Excerpts from an interface dataset

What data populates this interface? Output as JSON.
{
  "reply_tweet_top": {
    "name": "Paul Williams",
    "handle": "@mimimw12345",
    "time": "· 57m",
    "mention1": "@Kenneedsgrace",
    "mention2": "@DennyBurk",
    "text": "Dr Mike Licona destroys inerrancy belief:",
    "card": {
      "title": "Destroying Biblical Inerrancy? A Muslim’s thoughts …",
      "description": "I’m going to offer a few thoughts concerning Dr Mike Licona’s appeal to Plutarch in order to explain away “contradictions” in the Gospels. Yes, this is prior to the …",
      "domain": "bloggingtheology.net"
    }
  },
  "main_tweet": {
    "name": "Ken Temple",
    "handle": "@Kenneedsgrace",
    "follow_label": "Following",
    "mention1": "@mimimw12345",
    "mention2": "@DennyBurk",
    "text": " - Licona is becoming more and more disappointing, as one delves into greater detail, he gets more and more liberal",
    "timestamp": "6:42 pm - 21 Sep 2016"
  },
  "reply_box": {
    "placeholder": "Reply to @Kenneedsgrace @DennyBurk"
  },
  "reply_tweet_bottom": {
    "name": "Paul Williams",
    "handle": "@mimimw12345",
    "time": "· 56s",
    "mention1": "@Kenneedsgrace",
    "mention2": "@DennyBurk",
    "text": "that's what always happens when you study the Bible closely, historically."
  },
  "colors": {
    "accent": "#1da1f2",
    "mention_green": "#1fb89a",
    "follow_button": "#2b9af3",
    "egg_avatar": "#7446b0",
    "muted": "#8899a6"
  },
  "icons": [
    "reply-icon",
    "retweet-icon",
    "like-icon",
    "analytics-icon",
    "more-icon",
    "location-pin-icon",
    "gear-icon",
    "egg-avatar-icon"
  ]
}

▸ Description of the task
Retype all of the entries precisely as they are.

▸ Solution for this task
What data populates this interface? Output as JSON.
{
  "reply_tweet_top": {
    "name": "Paul Williams",
    "handle": "@mimimw12345",
    "time": "· 57m",
    "mention1": "@Kenneedsgrace",
    "mention2": "@DennyBurk",
    "text": "Dr Mike Licona destroys inerrancy belief:",
    "card": {
      "title": "Destroying Biblical Inerrancy? A Muslim’s thoughts …",
      "description": "I’m going to offer a few thoughts concerning Dr Mike Licona’s appeal to Plutarch in order to explain away “contradictions” in the Gospels. Yes, this is prior to the …",
      "domain": "bloggingtheology.net"
    }
  },
  "main_tweet": {
    "name": "Ken Temple",
    "handle": "@Kenneedsgrace",
    "follow_label": "Following",
    "mention1": "@mimimw12345",
    "mention2": "@DennyBurk",
    "text": " - Licona is becoming more and more disappointing, as one delves into greater detail, he gets more and more liberal",
    "timestamp": "6:42 pm - 21 Sep 2016"
  },
  "reply_box": {
    "placeholder": "Reply to @Kenneedsgrace @DennyBurk"
  },
  "reply_tweet_bottom": {
    "name": "Paul Williams",
    "handle": "@mimimw12345",
    "time": "· 56s",
    "mention1": "@Kenneedsgrace",
    "mention2": "@DennyBurk",
    "text": "that's what always happens when you study the Bible closely, historically."
  },
  "colors": {
    "accent": "#1da1f2",
    "mention_green": "#1fb89a",
    "follow_button": "#2b9af3",
    "egg_avatar": "#7446b0",
    "muted": "#8899a6"
  },
  "icons": [
    "reply-icon",
    "retweet-icon",
    "like-icon",
    "analytics-icon",
    "more-icon",
    "location-pin-icon",
    "gear-icon",
    "egg-avatar-icon"
  ]
}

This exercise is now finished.